Right Triangles and Trigonometry
Get down with the lingo
Geometric MeanThe square root of the product of two numbers. That's not so mean, is it?
Pythagorean TripleA right triangle whose three side lengths are all integers. For instance, a triangle with side lengths of 3, 4, and 5 would be considered a Pythagorean triple.
Pythagorean TheoremStates that in any right triangle, the sum of the lengths of the legs squared equal the square of the length of the hypotenuse. More simply, a2 + b2 = c2.
45-45-90 TriangleA special right triangle where the angles are 45°, 45°, and 90°. In these triangles, both legs are the same length and the hypotenuse equals the length of the leg times the square root of 2. As was written: One side to find them all…
30-60-90 TriangleA special right triangle where the angles are 30°, 60°, and 90°. In these triangles, the hypotenuse is equal to 2 times the shortest leg, and the long leg equals the shortest leg times the square root of 3.
TrigonometryThe use of a triangle's angles and side lengths to calculate its angles and side lengths. It seems kind of redundant, but it's not.
Trigonometric RatiosSpecific fractions made by dividing specific side lengths. The three main ones to remember are sine, cosine, and tangent. The sine of an angle is the side length opposite the angle over the hypotenuse. The cosine is the adjacent side over the hypotenuse. The tangent is the opposite side over the adjacent side. Capisce?
Law Of SinesA relationship stating that in any non-right triangle, the sine of any angle divided by its opposite side equals the sine of another angle divided by its opposite side. In other words, .
Solving A TriangleFinding all the side lengths and angles in a triangle. At least there's only three of each.
SOHCAHTOAWhat you should do after stubbing your toe. Also, a mnemonic for remembering the three main trig ratios: sine equals opposite over hypotenuse, cosine equals adjacent over hypotenuse, and tangent equals opposite over adjacent. Now go get some ice, because that thing's gonna bruise.
Law Of CosinesA relationship between the angles and side lengths of a triangle, stating that the square of any side length equals the sum of the squares of the two other side lengths minus two times the product of the two other side lengths and the cosine of the opposite angle. Basically, this: a2 = b2 + c2 – 2bc cos A.
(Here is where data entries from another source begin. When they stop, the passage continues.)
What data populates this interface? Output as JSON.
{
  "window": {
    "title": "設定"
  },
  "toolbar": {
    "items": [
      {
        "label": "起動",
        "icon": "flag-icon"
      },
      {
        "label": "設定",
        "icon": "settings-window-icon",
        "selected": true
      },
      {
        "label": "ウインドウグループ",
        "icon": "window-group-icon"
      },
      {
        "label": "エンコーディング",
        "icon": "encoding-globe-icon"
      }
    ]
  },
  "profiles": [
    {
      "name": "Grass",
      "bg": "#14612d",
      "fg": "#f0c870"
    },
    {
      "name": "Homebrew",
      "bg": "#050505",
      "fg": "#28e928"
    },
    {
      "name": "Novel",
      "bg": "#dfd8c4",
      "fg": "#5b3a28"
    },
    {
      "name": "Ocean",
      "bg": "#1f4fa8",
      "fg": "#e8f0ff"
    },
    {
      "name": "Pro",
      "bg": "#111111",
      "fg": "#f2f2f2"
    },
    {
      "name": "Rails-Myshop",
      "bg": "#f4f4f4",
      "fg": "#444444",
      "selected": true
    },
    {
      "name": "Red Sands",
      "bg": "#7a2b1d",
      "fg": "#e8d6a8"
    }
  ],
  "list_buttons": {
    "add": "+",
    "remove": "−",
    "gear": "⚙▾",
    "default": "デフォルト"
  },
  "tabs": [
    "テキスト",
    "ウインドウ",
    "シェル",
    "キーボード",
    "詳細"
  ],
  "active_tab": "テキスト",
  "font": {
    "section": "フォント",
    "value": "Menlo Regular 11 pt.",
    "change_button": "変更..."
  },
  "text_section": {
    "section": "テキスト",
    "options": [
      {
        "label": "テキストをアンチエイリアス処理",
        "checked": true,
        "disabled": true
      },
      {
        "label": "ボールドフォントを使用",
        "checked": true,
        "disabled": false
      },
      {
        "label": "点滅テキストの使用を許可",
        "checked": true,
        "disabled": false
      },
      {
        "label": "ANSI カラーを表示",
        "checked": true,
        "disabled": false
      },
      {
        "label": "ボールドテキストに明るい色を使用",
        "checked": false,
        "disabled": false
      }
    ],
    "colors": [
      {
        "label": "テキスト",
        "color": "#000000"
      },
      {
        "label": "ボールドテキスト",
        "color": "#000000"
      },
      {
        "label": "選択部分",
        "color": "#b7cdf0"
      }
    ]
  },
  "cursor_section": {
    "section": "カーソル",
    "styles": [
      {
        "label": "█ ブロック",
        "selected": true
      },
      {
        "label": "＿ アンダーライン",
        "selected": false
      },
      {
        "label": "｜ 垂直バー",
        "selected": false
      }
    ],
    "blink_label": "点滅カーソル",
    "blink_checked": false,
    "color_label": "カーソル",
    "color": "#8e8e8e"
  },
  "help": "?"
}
People who Shmooped this also Shmooped...
Noodle's College Search